# Presentations

• Analyze heart rate while controlling for physical activity Slides► (Coming soon)

# Assignments

Instruction for Submission of Assignments: Assignments should be submitted directly on Blackboard.  In rare situations assignments can be sent directly by email to the instructor. Submission should follow these rules:

Question 1: Watch data include both heart rates and exercise level. Unfortunately heart data is not always accurate as exercise levels affect heart rate measures and interfere with the ability of the watch to alert for unusual watch rates.  Use a risk adjusted control chart to analyze heart rate. Compare observed heart rate to heart rate expected from exercise.  This analysis requires the following steps:

• Data: Download and merge data from a watch, or use data available here.  Steps to download data from a watch are available on the web.
• Data Frame: Merge the data into one data frame.  Plot the time series.
• Analysis Time:  Select a timeframe for developing regression model (e.g., last week excluding yesterday) and a later timeframe (e.g., yesterday) for testing accuracy of the model.
• Observations per Unit of Analysis: Decide what type of control chart you plan to create by deciding unit of analysis.  If you are looking at multiple observations per time period then risk-adjusted XBar chart is appropriate.  If you are looking at 1 observation per time period then Tukey chart done on expected values is appropriate.
• Expected Heart Rate Values:  Regress heart rate on calorie consumption, steps, respiratory rate, body motion (e.g., sedentary .vs. active) and other available variables.
• Verify that heart rate has a normal distribution by creating a histogram of the heart rate data.  If data is not normal come up with transformations of the data that will make the data more normal.
• Report the R-square of the regression.  If low or moderate, include pairwise and triple-way interaction terms in the analysis.
• Calculate expected heart rate
• Create Control Chart:  Create a control chart.  If you have multiple observations for each unit of time, then you should use risk-adjusted control chart.  If you have a single observation per time period then use Tukey chart.  If the number of observations in each time period is not constant, then control limits should not be a straight line and should change based on number of observations.  In reporting the control chart, include information on type of chart, parameters of the control chart and provide the chart.

Here are some resources that might be useful. Please note that some student reports may not be complete.

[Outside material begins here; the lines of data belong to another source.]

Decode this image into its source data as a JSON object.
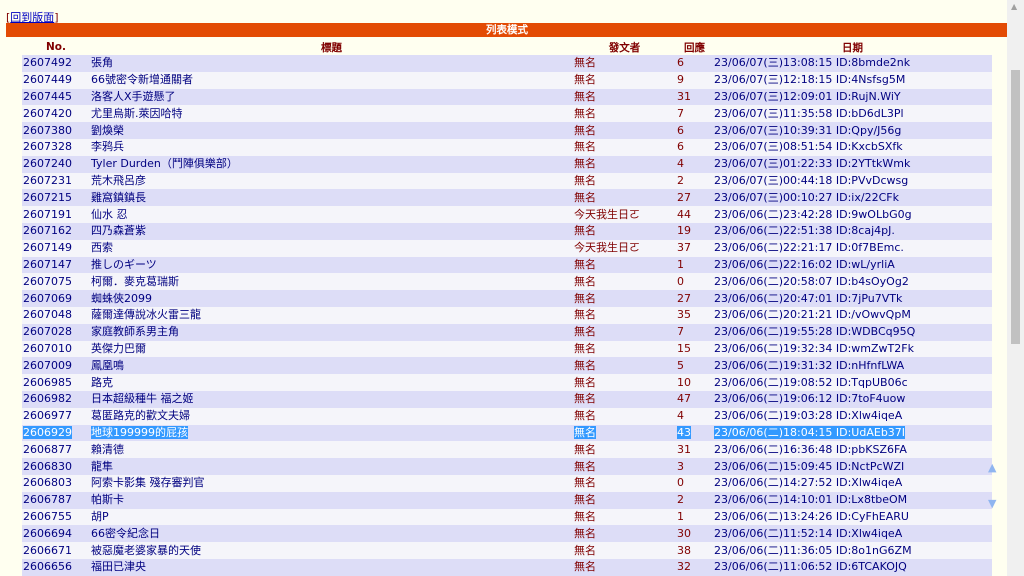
{
  "top": {
    "link": "回到版面",
    "open": "[",
    "close": "]"
  },
  "bar": {
    "label": "列表模式"
  },
  "columns": {
    "no": "No.",
    "title": "標題",
    "poster": "發文者",
    "reply": "回應",
    "date": "日期"
  },
  "rows": [
    {
      "no": "2607492",
      "title": "張角",
      "poster": "無名",
      "reply": "6",
      "date": "23/06/07(三)13:08:15 ID:8bmde2nk"
    },
    {
      "no": "2607449",
      "title": "66號密令新增通關者",
      "poster": "無名",
      "reply": "9",
      "date": "23/06/07(三)12:18:15 ID:4Nsfsg5M"
    },
    {
      "no": "2607445",
      "title": "洛客人X手遊懸了",
      "poster": "無名",
      "reply": "31",
      "date": "23/06/07(三)12:09:01 ID:RujN.WiY"
    },
    {
      "no": "2607420",
      "title": "尤里烏斯.萊因哈特",
      "poster": "無名",
      "reply": "7",
      "date": "23/06/07(三)11:35:58 ID:bD6dL3Pl"
    },
    {
      "no": "2607380",
      "title": "劉煥榮",
      "poster": "無名",
      "reply": "6",
      "date": "23/06/07(三)10:39:31 ID:Qpy/J56g"
    },
    {
      "no": "2607328",
      "title": "李鸦兵",
      "poster": "無名",
      "reply": "6",
      "date": "23/06/07(三)08:51:54 ID:KxcbSXfk"
    },
    {
      "no": "2607240",
      "title": "Tyler Durden（鬥陣俱樂部）",
      "poster": "無名",
      "reply": "4",
      "date": "23/06/07(三)01:22:33 ID:2YTtkWmk"
    },
    {
      "no": "2607231",
      "title": "荒木飛呂彦",
      "poster": "無名",
      "reply": "2",
      "date": "23/06/07(三)00:44:18 ID:PVvDcwsg"
    },
    {
      "no": "2607215",
      "title": "雞窩鎮鎮長",
      "poster": "無名",
      "reply": "27",
      "date": "23/06/07(三)00:10:27 ID:ix/22CFk"
    },
    {
      "no": "2607191",
      "title": "仙水 忍",
      "poster": "今天我生日ㄛ",
      "reply": "44",
      "date": "23/06/06(二)23:42:28 ID:9wOLbG0g"
    },
    {
      "no": "2607162",
      "title": "四乃森蒼紫",
      "poster": "無名",
      "reply": "19",
      "date": "23/06/06(二)22:51:38 ID:8caj4pJ."
    },
    {
      "no": "2607149",
      "title": "西索",
      "poster": "今天我生日ㄛ",
      "reply": "37",
      "date": "23/06/06(二)22:21:17 ID:0f7BEmc."
    },
    {
      "no": "2607147",
      "title": "推しのギーツ",
      "poster": "無名",
      "reply": "1",
      "date": "23/06/06(二)22:16:02 ID:wL/yrliA"
    },
    {
      "no": "2607075",
      "title": "柯爾．麥克葛瑞斯",
      "poster": "無名",
      "reply": "0",
      "date": "23/06/06(二)20:58:07 ID:b4sOyOg2"
    },
    {
      "no": "2607069",
      "title": "蜘蛛俠2099",
      "poster": "無名",
      "reply": "27",
      "date": "23/06/06(二)20:47:01 ID:7jPu7VTk"
    },
    {
      "no": "2607048",
      "title": "薩爾達傳說冰火雷三龍",
      "poster": "無名",
      "reply": "35",
      "date": "23/06/06(二)20:21:21 ID:/vOwvQpM"
    },
    {
      "no": "2607028",
      "title": "家庭教師系男主角",
      "poster": "無名",
      "reply": "7",
      "date": "23/06/06(二)19:55:28 ID:WDBCq95Q"
    },
    {
      "no": "2607010",
      "title": "英傑力巴爾",
      "poster": "無名",
      "reply": "15",
      "date": "23/06/06(二)19:32:34 ID:wmZwT2Fk"
    },
    {
      "no": "2607009",
      "title": "鳳凰鳴",
      "poster": "無名",
      "reply": "5",
      "date": "23/06/06(二)19:31:32 ID:nHfnfLWA"
    },
    {
      "no": "2606985",
      "title": "路克",
      "poster": "無名",
      "reply": "10",
      "date": "23/06/06(二)19:08:52 ID:TqpUB06c"
    },
    {
      "no": "2606982",
      "title": "日本超級種牛 福之姬",
      "poster": "無名",
      "reply": "47",
      "date": "23/06/06(二)19:06:12 ID:7toF4uow"
    },
    {
      "no": "2606977",
      "title": "葛匿路克的歡文夫婦",
      "poster": "無名",
      "reply": "4",
      "date": "23/06/06(二)19:03:28 ID:Xlw4iqeA"
    },
    {
      "no": "2606929",
      "title": "地球199999的屁孩",
      "poster": "無名",
      "reply": "43",
      "date": "23/06/06(二)18:04:15 ID:UdAEb37I"
    },
    {
      "no": "2606877",
      "title": "賴清德",
      "poster": "無名",
      "reply": "31",
      "date": "23/06/06(二)16:36:48 ID:pbKSZ6FA"
    },
    {
      "no": "2606830",
      "title": "龍隼",
      "poster": "無名",
      "reply": "3",
      "date": "23/06/06(二)15:09:45 ID:NctPcWZI"
    },
    {
      "no": "2606803",
      "title": "阿索卡影集 殘存審判官",
      "poster": "無名",
      "reply": "0",
      "date": "23/06/06(二)14:27:52 ID:Xlw4iqeA"
    },
    {
      "no": "2606787",
      "title": "帕斯卡",
      "poster": "無名",
      "reply": "2",
      "date": "23/06/06(二)14:10:01 ID:Lx8tbeOM"
    },
    {
      "no": "2606755",
      "title": "胡P",
      "poster": "無名",
      "reply": "1",
      "date": "23/06/06(二)13:24:26 ID:CyFhEARU"
    },
    {
      "no": "2606694",
      "title": "66密令紀念日",
      "poster": "無名",
      "reply": "30",
      "date": "23/06/06(二)11:52:14 ID:Xlw4iqeA"
    },
    {
      "no": "2606671",
      "title": "被惡魔老婆家暴的天使",
      "poster": "無名",
      "reply": "38",
      "date": "23/06/06(二)11:36:05 ID:8o1nG6ZM"
    },
    {
      "no": "2606656",
      "title": "福田已津央",
      "poster": "無名",
      "reply": "32",
      "date": "23/06/06(二)11:06:52 ID:6TCAKOJQ"
    }
  ],
  "selected_row_index": 22,
  "icons": {
    "scroll_up": "triangle-up",
    "scroll_down": "triangle-down"
  },
  "colors": {
    "header_bar": "#e34b04",
    "row_odd": "#ddddf7",
    "row_even": "#f5f5fa",
    "selection": "#3399ff"
  }
}
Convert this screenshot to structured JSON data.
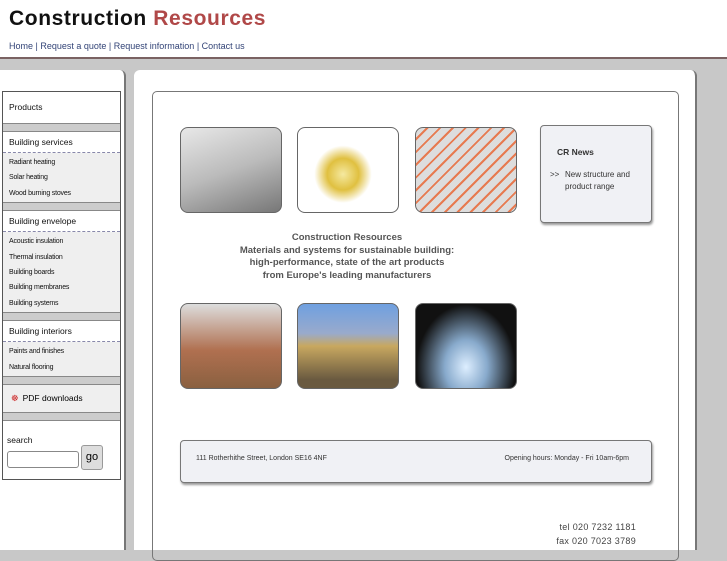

In the following chart of heart rate on September 30th 2022, heart rate is high at start of the day, drops in middle, and increases towards the end of the day. The increase in the end of the day is within expectation, as heart rate for the most part remains within expected heart rate limits.  This chart was created using risk adjusted XBar procedures

# More

 Copyright © 1996 b> Farrokh Alemi, Ph.D. Most recent revision 12/09/2022.  This page is part of the course on Statistical Process Improvement, this is the lecture on Introduction to the Course.